Do you remember the first time you fell in love with aviation? I once was a 15-year-old girl with absolutely zero interest in airplanes. And then one day I stumbled upon a plane in a somewhat random place at a random time, and that moment changed the course of my life immediately.
For many of you, that moment might be similar. Maybe you were that small child at an airshow, eyeing a static P-51 as a Stearman flew circles above you. Or maybe you remember watching airliners fly approaches over your house as a teenager. Or perhaps, as a young adult, someone offered you an airplane ride, and you never looked back.
The fact is, someone introduced you to aviation. Someone planted the seed, showed you the ropes, and made you believe you could become a pilot. Had that person or program not existed, would you have discovered aviation on your own? A sobering thought, right?
That’s why it’s so important to expose young people to aviation. Unless someone in their family is a pilot, many kids will never think about aviation as a probable hobby or career for them. Even a young person who has been exposed to aviation might find the process, and the environment, to be too foreign to really identify with it in a way that makes them believe that they can really become a pilot.
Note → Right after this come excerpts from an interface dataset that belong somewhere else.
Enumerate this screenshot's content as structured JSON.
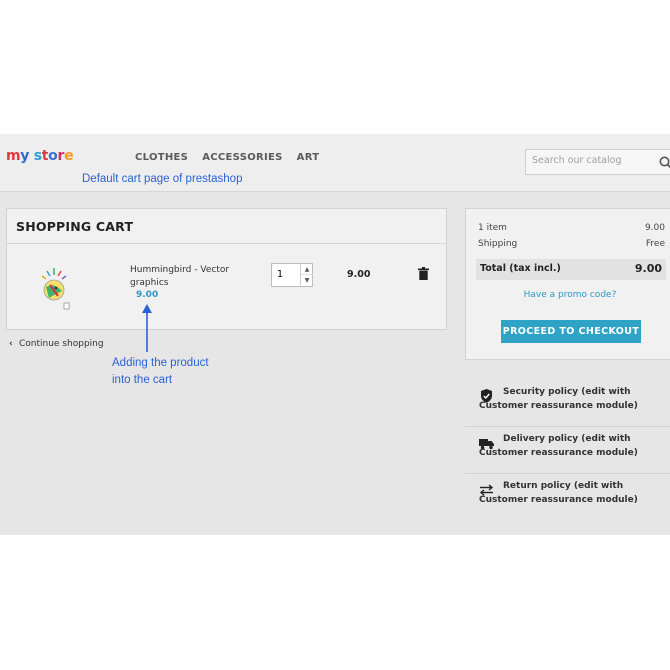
{
  "store": {
    "logo_letters": [
      "m",
      "y",
      " ",
      "s",
      "t",
      "o",
      "r",
      "e"
    ],
    "logo_colors": [
      "#e03a3a",
      "#2c6bd4",
      "#ffffff",
      "#2c9fd4",
      "#e03a3a",
      "#3b6fd1",
      "#d72f6b",
      "#f29a1f"
    ]
  },
  "nav": [
    "CLOTHES",
    "ACCESSORIES",
    "ART"
  ],
  "search": {
    "placeholder": "Search our catalog"
  },
  "annotations": {
    "top": "Default cart page of prestashop",
    "bottom_line1": "Adding the product",
    "bottom_line2": "into the cart"
  },
  "cart": {
    "title": "SHOPPING CART",
    "item": {
      "name": "Hummingbird - Vector graphics",
      "price": "9.00",
      "quantity": "1",
      "line_total": "9.00"
    },
    "continue_label": "Continue shopping"
  },
  "summary": {
    "items_label": "1 item",
    "items_value": "9.00",
    "shipping_label": "Shipping",
    "shipping_value": "Free",
    "total_label": "Total (tax incl.)",
    "total_value": "9.00",
    "promo_label": "Have a promo code?",
    "checkout_label": "PROCEED TO CHECKOUT"
  },
  "reassurance": [
    {
      "icon": "shield-icon",
      "text": "Security policy (edit with Customer reassurance module)"
    },
    {
      "icon": "truck-icon",
      "text": "Delivery policy (edit with Customer reassurance module)"
    },
    {
      "icon": "swap-arrows-icon",
      "text": "Return policy (edit with Customer reassurance module)"
    }
  ],
  "colors": {
    "accent": "#2fa3c6",
    "annotation": "#2a63d6",
    "background": "#e6e6e6"
  }
}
That’s where we come in.
If there’s an opportunity to get kids involved in aviation, to show them the ins and outs of what aviation is about, then we need to take it. As flight instructors, flight school managers and general aviation enthusiasts, we need to make the effort to bring kids into aviation through community and school partnerships. Bringing 30 fifth-graders to the airport might seem like a lot of work for little reward - and that’s the immediate reality - but the long-term payoff is priceless. Setting up programs with schools, creating an aviation curriculum for teenagers, obtaining simulators for classroom use, or putting on local “airport days” for kids… all of that takes a lot of effort, and you won’t see any immediate reward or any boost to your bottom line. But don’t think for a moment that those efforts are in vain; they are not.
Some of the kids who attend an event like a school airport tour, or like Aspen Aerospace Alliance’s “Around the World in Two Days” event, may never come back to your flight school. But many of them will leave with a better understanding of the aviation community and how it all works, and they’ll go home and research, and they’ll feel more comfortable calling up your flight school when they’re 15 or 16 years old to ask about flight lessons. For some of them, it might take a little longer, and maybe they’ll come back 15 years later with their own young child, remembering the day when the seed was planted in their own mind. Or perhaps they’ll decide to major in aerospace engineering and design airplanes, or become a computer engineer and design flight simulators, or they’ll become a teacher who will years later bring an aviation program into their classroom. These kids will not always come straight back to your flight school, but the exposure will benefit aviation as a whole, and that’s a return on investment the industry desperately needs. And that will pay off for your flight school.
Aviation is struggling. To sustain this business, we need more young people. We need fresh ideas. And we need to expose people to aviation who might not otherwise discover it on their own. As flight schools, instructors, and aviation advocates, if we don’t expose the next generations to aviation, who will?